Your assignment :: When a line in the entries contains the word "Taylor", copy that line in full.

Supplied data ::
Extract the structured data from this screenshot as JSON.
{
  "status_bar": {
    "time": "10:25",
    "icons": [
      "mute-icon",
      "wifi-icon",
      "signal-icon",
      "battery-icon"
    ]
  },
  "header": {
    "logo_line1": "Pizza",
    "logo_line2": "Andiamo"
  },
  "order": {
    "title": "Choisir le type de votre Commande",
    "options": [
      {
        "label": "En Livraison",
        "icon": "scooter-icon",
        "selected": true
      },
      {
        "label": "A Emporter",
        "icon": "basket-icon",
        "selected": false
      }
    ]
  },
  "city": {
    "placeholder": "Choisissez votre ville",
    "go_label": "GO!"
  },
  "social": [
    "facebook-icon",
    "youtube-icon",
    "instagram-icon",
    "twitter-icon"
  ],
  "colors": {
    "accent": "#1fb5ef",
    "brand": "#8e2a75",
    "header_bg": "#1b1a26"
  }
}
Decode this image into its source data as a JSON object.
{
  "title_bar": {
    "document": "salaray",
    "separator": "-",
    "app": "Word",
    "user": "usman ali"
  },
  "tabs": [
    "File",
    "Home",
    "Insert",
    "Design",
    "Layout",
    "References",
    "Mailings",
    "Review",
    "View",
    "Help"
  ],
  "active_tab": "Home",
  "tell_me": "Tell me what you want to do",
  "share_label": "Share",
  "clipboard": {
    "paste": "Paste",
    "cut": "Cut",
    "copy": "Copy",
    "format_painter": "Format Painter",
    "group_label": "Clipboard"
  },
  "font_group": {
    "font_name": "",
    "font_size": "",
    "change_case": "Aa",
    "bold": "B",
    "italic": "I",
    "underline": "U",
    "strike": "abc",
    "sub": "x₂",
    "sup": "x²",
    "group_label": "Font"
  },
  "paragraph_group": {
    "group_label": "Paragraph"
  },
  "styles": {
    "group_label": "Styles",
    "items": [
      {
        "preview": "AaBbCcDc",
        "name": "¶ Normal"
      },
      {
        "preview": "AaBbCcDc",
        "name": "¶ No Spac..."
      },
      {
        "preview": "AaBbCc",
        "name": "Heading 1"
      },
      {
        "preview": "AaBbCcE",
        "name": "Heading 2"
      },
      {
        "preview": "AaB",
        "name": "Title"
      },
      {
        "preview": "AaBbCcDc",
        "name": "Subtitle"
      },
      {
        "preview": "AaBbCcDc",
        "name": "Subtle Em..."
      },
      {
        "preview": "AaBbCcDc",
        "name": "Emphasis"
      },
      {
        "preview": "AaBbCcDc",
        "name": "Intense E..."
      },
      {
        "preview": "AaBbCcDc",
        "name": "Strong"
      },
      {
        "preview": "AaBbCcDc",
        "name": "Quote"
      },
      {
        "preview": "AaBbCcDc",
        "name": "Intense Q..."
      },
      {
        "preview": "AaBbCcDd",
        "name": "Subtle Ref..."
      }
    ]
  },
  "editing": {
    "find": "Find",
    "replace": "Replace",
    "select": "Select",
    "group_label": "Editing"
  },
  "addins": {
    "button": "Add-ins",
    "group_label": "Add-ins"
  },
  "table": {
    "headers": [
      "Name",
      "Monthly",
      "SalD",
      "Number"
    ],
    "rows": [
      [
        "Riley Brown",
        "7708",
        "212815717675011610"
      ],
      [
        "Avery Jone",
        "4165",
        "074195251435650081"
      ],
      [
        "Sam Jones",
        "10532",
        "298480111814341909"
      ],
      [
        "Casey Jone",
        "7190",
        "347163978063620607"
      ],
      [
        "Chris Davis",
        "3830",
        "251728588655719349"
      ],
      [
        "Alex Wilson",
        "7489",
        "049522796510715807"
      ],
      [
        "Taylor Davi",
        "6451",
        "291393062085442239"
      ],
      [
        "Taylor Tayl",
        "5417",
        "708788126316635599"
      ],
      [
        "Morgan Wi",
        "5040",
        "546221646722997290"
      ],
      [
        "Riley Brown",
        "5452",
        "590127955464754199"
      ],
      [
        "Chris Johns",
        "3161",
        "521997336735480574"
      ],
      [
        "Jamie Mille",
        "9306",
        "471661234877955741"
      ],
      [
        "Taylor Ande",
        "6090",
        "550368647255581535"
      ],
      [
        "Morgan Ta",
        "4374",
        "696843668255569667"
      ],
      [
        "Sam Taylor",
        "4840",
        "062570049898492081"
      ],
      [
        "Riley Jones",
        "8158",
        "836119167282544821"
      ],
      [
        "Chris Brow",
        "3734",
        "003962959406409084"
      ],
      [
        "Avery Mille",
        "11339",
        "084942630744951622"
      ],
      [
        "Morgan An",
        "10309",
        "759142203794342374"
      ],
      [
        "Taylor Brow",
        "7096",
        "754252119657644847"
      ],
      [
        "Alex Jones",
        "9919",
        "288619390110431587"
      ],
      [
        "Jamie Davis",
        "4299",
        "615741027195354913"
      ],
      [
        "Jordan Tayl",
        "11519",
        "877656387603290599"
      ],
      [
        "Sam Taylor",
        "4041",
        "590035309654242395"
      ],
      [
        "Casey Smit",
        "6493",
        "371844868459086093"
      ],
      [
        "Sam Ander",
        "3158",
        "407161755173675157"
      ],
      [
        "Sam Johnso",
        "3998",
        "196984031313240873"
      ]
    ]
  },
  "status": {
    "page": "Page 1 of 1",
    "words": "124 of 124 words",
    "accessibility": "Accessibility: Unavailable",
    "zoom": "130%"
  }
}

Written answer ::
        "Taylor Davi",
        "Taylor Tayl",
        "Taylor Ande",
        "Sam Taylor",
        "Taylor Brow",
        "Sam Taylor",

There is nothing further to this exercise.